BEGIN Input for this task

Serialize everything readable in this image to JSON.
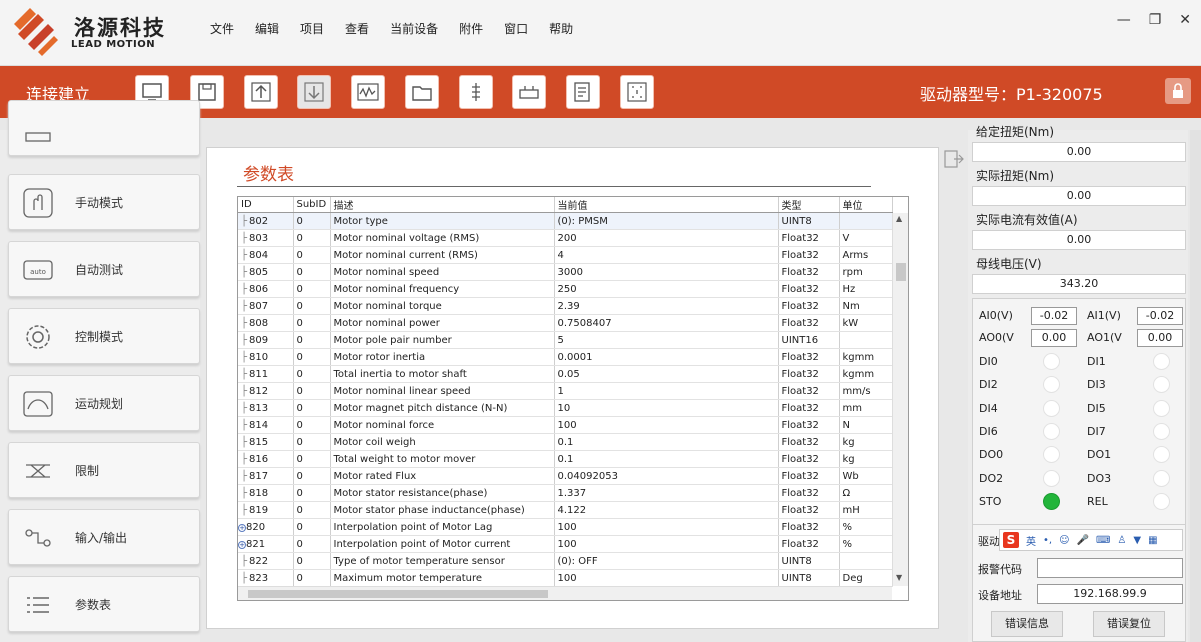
{
  "app": {
    "logo_cn": "洛源科技",
    "logo_en": "LEAD MOTION",
    "menu": [
      "文件",
      "编辑",
      "项目",
      "查看",
      "当前设备",
      "附件",
      "窗口",
      "帮助"
    ]
  },
  "toolbar": {
    "status": "连接建立",
    "drive_model": "驱动器型号：P1-320075",
    "icons": [
      "monitor-icon",
      "save-icon",
      "upload-icon",
      "download-icon",
      "oscilloscope-icon",
      "folder-icon",
      "tuning-icon",
      "drive-icon",
      "report-icon",
      "grid-icon"
    ]
  },
  "sidebar": {
    "items": [
      {
        "label": "手动模式",
        "icon": "hand-icon"
      },
      {
        "label": "自动测试",
        "icon": "auto-icon"
      },
      {
        "label": "控制模式",
        "icon": "gear-icon"
      },
      {
        "label": "运动规划",
        "icon": "curve-icon"
      },
      {
        "label": "限制",
        "icon": "limit-icon"
      },
      {
        "label": "输入/输出",
        "icon": "io-icon"
      },
      {
        "label": "参数表",
        "icon": "list-icon"
      }
    ]
  },
  "params": {
    "title": "参数表",
    "columns": [
      "ID",
      "SubID",
      "描述",
      "当前值",
      "类型",
      "单位"
    ],
    "rows": [
      [
        "802",
        "0",
        "Motor type",
        "(0): PMSM",
        "UINT8",
        ""
      ],
      [
        "803",
        "0",
        "Motor nominal voltage (RMS)",
        "200",
        "Float32",
        "V"
      ],
      [
        "804",
        "0",
        "Motor nominal current (RMS)",
        "4",
        "Float32",
        "Arms"
      ],
      [
        "805",
        "0",
        "Motor nominal speed",
        "3000",
        "Float32",
        "rpm"
      ],
      [
        "806",
        "0",
        "Motor nominal frequency",
        "250",
        "Float32",
        "Hz"
      ],
      [
        "807",
        "0",
        "Motor nominal torque",
        "2.39",
        "Float32",
        "Nm"
      ],
      [
        "808",
        "0",
        "Motor nominal power",
        "0.7508407",
        "Float32",
        "kW"
      ],
      [
        "809",
        "0",
        "Motor pole pair number",
        "5",
        "UINT16",
        ""
      ],
      [
        "810",
        "0",
        "Motor rotor inertia",
        "0.0001",
        "Float32",
        "kgmm"
      ],
      [
        "811",
        "0",
        "Total inertia to motor shaft",
        "0.05",
        "Float32",
        "kgmm"
      ],
      [
        "812",
        "0",
        "Motor nominal linear speed",
        "1",
        "Float32",
        "mm/s"
      ],
      [
        "813",
        "0",
        "Motor magnet pitch distance (N-N)",
        "10",
        "Float32",
        "mm"
      ],
      [
        "814",
        "0",
        "Motor nominal force",
        "100",
        "Float32",
        "N"
      ],
      [
        "815",
        "0",
        "Motor coil weigh",
        "0.1",
        "Float32",
        "kg"
      ],
      [
        "816",
        "0",
        "Total weight to motor mover",
        "0.1",
        "Float32",
        "kg"
      ],
      [
        "817",
        "0",
        "Motor rated Flux",
        "0.04092053",
        "Float32",
        "Wb"
      ],
      [
        "818",
        "0",
        "Motor stator resistance(phase)",
        "1.337",
        "Float32",
        "Ω"
      ],
      [
        "819",
        "0",
        "Motor stator phase inductance(phase)",
        "4.122",
        "Float32",
        "mH"
      ],
      [
        "820",
        "0",
        "Interpolation point of Motor Lag",
        "100",
        "Float32",
        "%"
      ],
      [
        "821",
        "0",
        "Interpolation point of Motor current",
        "100",
        "Float32",
        "%"
      ],
      [
        "822",
        "0",
        "Type of motor temperature sensor",
        "(0): OFF",
        "UINT8",
        ""
      ],
      [
        "823",
        "0",
        "Maximum motor temperature",
        "100",
        "UINT8",
        "Deg"
      ]
    ]
  },
  "right": {
    "partial_label": "给定扭矩(Nm)",
    "rated_torque_value": "0.00",
    "actual_torque_label": "实际扭矩(Nm)",
    "actual_torque_value": "0.00",
    "actual_current_label": "实际电流有效值(A)",
    "actual_current_value": "0.00",
    "bus_voltage_label": "母线电压(V)",
    "bus_voltage_value": "343.20",
    "ai0_label": "AI0(V)",
    "ai0_value": "-0.02",
    "ai1_label": "AI1(V)",
    "ai1_value": "-0.02",
    "ao0_label": "AO0(V",
    "ao0_value": "0.00",
    "ao1_label": "AO1(V",
    "ao1_value": "0.00",
    "digital": [
      {
        "left": "DI0",
        "right": "DI1"
      },
      {
        "left": "DI2",
        "right": "DI3"
      },
      {
        "left": "DI4",
        "right": "DI5"
      },
      {
        "left": "DI6",
        "right": "DI7"
      },
      {
        "left": "DO0",
        "right": "DO1"
      },
      {
        "left": "DO2",
        "right": "DO3"
      },
      {
        "left": "STO",
        "right": "REL"
      }
    ],
    "sto_on": true,
    "drive_label": "驱动",
    "ime_lang": "英",
    "error_code_label": "报警代码",
    "device_addr_label": "设备地址",
    "device_addr_value": "192.168.99.9",
    "error_info_btn": "错误信息",
    "error_reset_btn": "错误复位",
    "accent": "#d04a26"
  }
}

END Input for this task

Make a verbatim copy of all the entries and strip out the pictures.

> **Answer to this task**:
Serialize everything readable in this image to JSON.
{
  "app": {
    "logo_cn": "洛源科技",
    "logo_en": "LEAD MOTION",
    "menu": [
      "文件",
      "编辑",
      "项目",
      "查看",
      "当前设备",
      "附件",
      "窗口",
      "帮助"
    ]
  },
  "toolbar": {
    "status": "连接建立",
    "drive_model": "驱动器型号：P1-320075",
    "icons": [
      "monitor-icon",
      "save-icon",
      "upload-icon",
      "download-icon",
      "oscilloscope-icon",
      "folder-icon",
      "tuning-icon",
      "drive-icon",
      "report-icon",
      "grid-icon"
    ]
  },
  "sidebar": {
    "items": [
      {
        "label": "手动模式",
        "icon": "hand-icon"
      },
      {
        "label": "自动测试",
        "icon": "auto-icon"
      },
      {
        "label": "控制模式",
        "icon": "gear-icon"
      },
      {
        "label": "运动规划",
        "icon": "curve-icon"
      },
      {
        "label": "限制",
        "icon": "limit-icon"
      },
      {
        "label": "输入/输出",
        "icon": "io-icon"
      },
      {
        "label": "参数表",
        "icon": "list-icon"
      }
    ]
  },
  "params": {
    "title": "参数表",
    "columns": [
      "ID",
      "SubID",
      "描述",
      "当前值",
      "类型",
      "单位"
    ],
    "rows": [
      [
        "802",
        "0",
        "Motor type",
        "(0): PMSM",
        "UINT8",
        ""
      ],
      [
        "803",
        "0",
        "Motor nominal voltage (RMS)",
        "200",
        "Float32",
        "V"
      ],
      [
        "804",
        "0",
        "Motor nominal current (RMS)",
        "4",
        "Float32",
        "Arms"
      ],
      [
        "805",
        "0",
        "Motor nominal speed",
        "3000",
        "Float32",
        "rpm"
      ],
      [
        "806",
        "0",
        "Motor nominal frequency",
        "250",
        "Float32",
        "Hz"
      ],
      [
        "807",
        "0",
        "Motor nominal torque",
        "2.39",
        "Float32",
        "Nm"
      ],
      [
        "808",
        "0",
        "Motor nominal power",
        "0.7508407",
        "Float32",
        "kW"
      ],
      [
        "809",
        "0",
        "Motor pole pair number",
        "5",
        "UINT16",
        ""
      ],
      [
        "810",
        "0",
        "Motor rotor inertia",
        "0.0001",
        "Float32",
        "kgmm"
      ],
      [
        "811",
        "0",
        "Total inertia to motor shaft",
        "0.05",
        "Float32",
        "kgmm"
      ],
      [
        "812",
        "0",
        "Motor nominal linear speed",
        "1",
        "Float32",
        "mm/s"
      ],
      [
        "813",
        "0",
        "Motor magnet pitch distance (N-N)",
        "10",
        "Float32",
        "mm"
      ],
      [
        "814",
        "0",
        "Motor nominal force",
        "100",
        "Float32",
        "N"
      ],
      [
        "815",
        "0",
        "Motor coil weigh",
        "0.1",
        "Float32",
        "kg"
      ],
      [
        "816",
        "0",
        "Total weight to motor mover",
        "0.1",
        "Float32",
        "kg"
      ],
      [
        "817",
        "0",
        "Motor rated Flux",
        "0.04092053",
        "Float32",
        "Wb"
      ],
      [
        "818",
        "0",
        "Motor stator resistance(phase)",
        "1.337",
        "Float32",
        "Ω"
      ],
      [
        "819",
        "0",
        "Motor stator phase inductance(phase)",
        "4.122",
        "Float32",
        "mH"
      ],
      [
        "820",
        "0",
        "Interpolation point of Motor Lag",
        "100",
        "Float32",
        "%"
      ],
      [
        "821",
        "0",
        "Interpolation point of Motor current",
        "100",
        "Float32",
        "%"
      ],
      [
        "822",
        "0",
        "Type of motor temperature sensor",
        "(0): OFF",
        "UINT8",
        ""
      ],
      [
        "823",
        "0",
        "Maximum motor temperature",
        "100",
        "UINT8",
        "Deg"
      ]
    ]
  },
  "right": {
    "partial_label": "给定扭矩(Nm)",
    "rated_torque_value": "0.00",
    "actual_torque_label": "实际扭矩(Nm)",
    "actual_torque_value": "0.00",
    "actual_current_label": "实际电流有效值(A)",
    "actual_current_value": "0.00",
    "bus_voltage_label": "母线电压(V)",
    "bus_voltage_value": "343.20",
    "ai0_label": "AI0(V)",
    "ai0_value": "-0.02",
    "ai1_label": "AI1(V)",
    "ai1_value": "-0.02",
    "ao0_label": "AO0(V",
    "ao0_value": "0.00",
    "ao1_label": "AO1(V",
    "ao1_value": "0.00",
    "digital": [
      {
        "left": "DI0",
        "right": "DI1"
      },
      {
        "left": "DI2",
        "right": "DI3"
      },
      {
        "left": "DI4",
        "right": "DI5"
      },
      {
        "left": "DI6",
        "right": "DI7"
      },
      {
        "left": "DO0",
        "right": "DO1"
      },
      {
        "left": "DO2",
        "right": "DO3"
      },
      {
        "left": "STO",
        "right": "REL"
      }
    ],
    "sto_on": true,
    "drive_label": "驱动",
    "ime_lang": "英",
    "error_code_label": "报警代码",
    "device_addr_label": "设备地址",
    "device_addr_value": "192.168.99.9",
    "error_info_btn": "错误信息",
    "error_reset_btn": "错误复位",
    "accent": "#d04a26"
  }
}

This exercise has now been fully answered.